* Problem to solve
The whole listing is to be retyped exactly as it appears.

* Dataset excerpts
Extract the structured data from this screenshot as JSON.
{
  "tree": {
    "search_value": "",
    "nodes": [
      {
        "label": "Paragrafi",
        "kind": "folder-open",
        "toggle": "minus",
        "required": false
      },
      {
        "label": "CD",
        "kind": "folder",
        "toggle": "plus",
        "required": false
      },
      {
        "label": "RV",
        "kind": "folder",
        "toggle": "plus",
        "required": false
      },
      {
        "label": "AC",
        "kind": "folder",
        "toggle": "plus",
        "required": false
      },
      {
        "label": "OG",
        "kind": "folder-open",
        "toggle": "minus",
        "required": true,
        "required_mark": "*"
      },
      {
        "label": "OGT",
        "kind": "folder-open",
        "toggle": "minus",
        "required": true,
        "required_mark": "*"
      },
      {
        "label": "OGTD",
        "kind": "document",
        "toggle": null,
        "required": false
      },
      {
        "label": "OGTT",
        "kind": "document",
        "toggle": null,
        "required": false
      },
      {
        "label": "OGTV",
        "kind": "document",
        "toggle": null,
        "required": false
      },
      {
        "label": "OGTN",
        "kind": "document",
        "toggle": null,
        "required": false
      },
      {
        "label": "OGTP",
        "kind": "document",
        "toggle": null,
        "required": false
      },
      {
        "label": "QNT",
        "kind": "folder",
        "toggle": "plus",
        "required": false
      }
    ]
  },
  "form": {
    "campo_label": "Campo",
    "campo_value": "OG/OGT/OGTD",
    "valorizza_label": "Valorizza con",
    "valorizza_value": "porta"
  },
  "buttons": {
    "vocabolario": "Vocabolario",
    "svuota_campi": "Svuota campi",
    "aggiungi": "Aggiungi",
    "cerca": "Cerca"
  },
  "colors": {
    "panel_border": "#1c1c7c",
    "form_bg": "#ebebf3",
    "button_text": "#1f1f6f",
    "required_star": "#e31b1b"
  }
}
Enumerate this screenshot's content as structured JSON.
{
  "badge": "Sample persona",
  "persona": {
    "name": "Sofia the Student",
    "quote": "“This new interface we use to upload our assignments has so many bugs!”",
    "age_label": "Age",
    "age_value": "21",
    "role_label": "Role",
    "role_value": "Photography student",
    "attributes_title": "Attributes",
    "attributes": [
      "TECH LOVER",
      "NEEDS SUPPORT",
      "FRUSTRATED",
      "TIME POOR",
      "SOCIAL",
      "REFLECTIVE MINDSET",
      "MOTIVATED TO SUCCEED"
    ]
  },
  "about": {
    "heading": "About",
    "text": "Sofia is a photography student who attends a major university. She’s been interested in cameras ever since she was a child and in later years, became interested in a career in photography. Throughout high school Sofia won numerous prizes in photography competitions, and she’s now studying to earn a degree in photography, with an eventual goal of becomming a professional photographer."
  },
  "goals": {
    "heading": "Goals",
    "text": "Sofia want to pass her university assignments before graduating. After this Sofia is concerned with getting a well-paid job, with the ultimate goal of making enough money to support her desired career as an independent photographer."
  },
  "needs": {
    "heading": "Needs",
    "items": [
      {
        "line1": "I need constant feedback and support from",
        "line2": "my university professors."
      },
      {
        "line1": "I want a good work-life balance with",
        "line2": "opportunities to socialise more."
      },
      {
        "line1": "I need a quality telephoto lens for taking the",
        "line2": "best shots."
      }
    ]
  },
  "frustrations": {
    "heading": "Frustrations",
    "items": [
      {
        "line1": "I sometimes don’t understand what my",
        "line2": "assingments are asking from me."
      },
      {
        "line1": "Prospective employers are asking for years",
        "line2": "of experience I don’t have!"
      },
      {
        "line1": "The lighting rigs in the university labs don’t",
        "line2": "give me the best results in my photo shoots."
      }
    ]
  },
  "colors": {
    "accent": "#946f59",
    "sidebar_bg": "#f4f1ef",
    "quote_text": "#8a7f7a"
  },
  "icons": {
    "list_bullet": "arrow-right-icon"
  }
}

* The answer
Extract the structured data from this screenshot as JSON.
{
  "tree": {
    "search_value": "",
    "nodes": [
      {
        "label": "Paragrafi",
        "kind": "folder-open",
        "toggle": "minus",
        "required": false
      },
      {
        "label": "CD",
        "kind": "folder",
        "toggle": "plus",
        "required": false
      },
      {
        "label": "RV",
        "kind": "folder",
        "toggle": "plus",
        "required": false
      },
      {
        "label": "AC",
        "kind": "folder",
        "toggle": "plus",
        "required": false
      },
      {
        "label": "OG",
        "kind": "folder-open",
        "toggle": "minus",
        "required": true,
        "required_mark": "*"
      },
      {
        "label": "OGT",
        "kind": "folder-open",
        "toggle": "minus",
        "required": true,
        "required_mark": "*"
      },
      {
        "label": "OGTD",
        "kind": "document",
        "toggle": null,
        "required": false
      },
      {
        "label": "OGTT",
        "kind": "document",
        "toggle": null,
        "required": false
      },
      {
        "label": "OGTV",
        "kind": "document",
        "toggle": null,
        "required": false
      },
      {
        "label": "OGTN",
        "kind": "document",
        "toggle": null,
        "required": false
      },
      {
        "label": "OGTP",
        "kind": "document",
        "toggle": null,
        "required": false
      },
      {
        "label": "QNT",
        "kind": "folder",
        "toggle": "plus",
        "required": false
      }
    ]
  },
  "form": {
    "campo_label": "Campo",
    "campo_value": "OG/OGT/OGTD",
    "valorizza_label": "Valorizza con",
    "valorizza_value": "porta"
  },
  "buttons": {
    "vocabolario": "Vocabolario",
    "svuota_campi": "Svuota campi",
    "aggiungi": "Aggiungi",
    "cerca": "Cerca"
  },
  "colors": {
    "panel_border": "#1c1c7c",
    "form_bg": "#ebebf3",
    "button_text": "#1f1f6f",
    "required_star": "#e31b1b"
  }
}
Enumerate this screenshot's content as structured JSON.
{
  "badge": "Sample persona",
  "persona": {
    "name": "Sofia the Student",
    "quote": "“This new interface we use to upload our assignments has so many bugs!”",
    "age_label": "Age",
    "age_value": "21",
    "role_label": "Role",
    "role_value": "Photography student",
    "attributes_title": "Attributes",
    "attributes": [
      "TECH LOVER",
      "NEEDS SUPPORT",
      "FRUSTRATED",
      "TIME POOR",
      "SOCIAL",
      "REFLECTIVE MINDSET",
      "MOTIVATED TO SUCCEED"
    ]
  },
  "about": {
    "heading": "About",
    "text": "Sofia is a photography student who attends a major university. She’s been interested in cameras ever since she was a child and in later years, became interested in a career in photography. Throughout high school Sofia won numerous prizes in photography competitions, and she’s now studying to earn a degree in photography, with an eventual goal of becomming a professional photographer."
  },
  "goals": {
    "heading": "Goals",
    "text": "Sofia want to pass her university assignments before graduating. After this Sofia is concerned with getting a well-paid job, with the ultimate goal of making enough money to support her desired career as an independent photographer."
  },
  "needs": {
    "heading": "Needs",
    "items": [
      {
        "line1": "I need constant feedback and support from",
        "line2": "my university professors."
      },
      {
        "line1": "I want a good work-life balance with",
        "line2": "opportunities to socialise more."
      },
      {
        "line1": "I need a quality telephoto lens for taking the",
        "line2": "best shots."
      }
    ]
  },
  "frustrations": {
    "heading": "Frustrations",
    "items": [
      {
        "line1": "I sometimes don’t understand what my",
        "line2": "assingments are asking from me."
      },
      {
        "line1": "Prospective employers are asking for years",
        "line2": "of experience I don’t have!"
      },
      {
        "line1": "The lighting rigs in the university labs don’t",
        "line2": "give me the best results in my photo shoots."
      }
    ]
  },
  "colors": {
    "accent": "#946f59",
    "sidebar_bg": "#f4f1ef",
    "quote_text": "#8a7f7a"
  },
  "icons": {
    "list_bullet": "arrow-right-icon"
  }
}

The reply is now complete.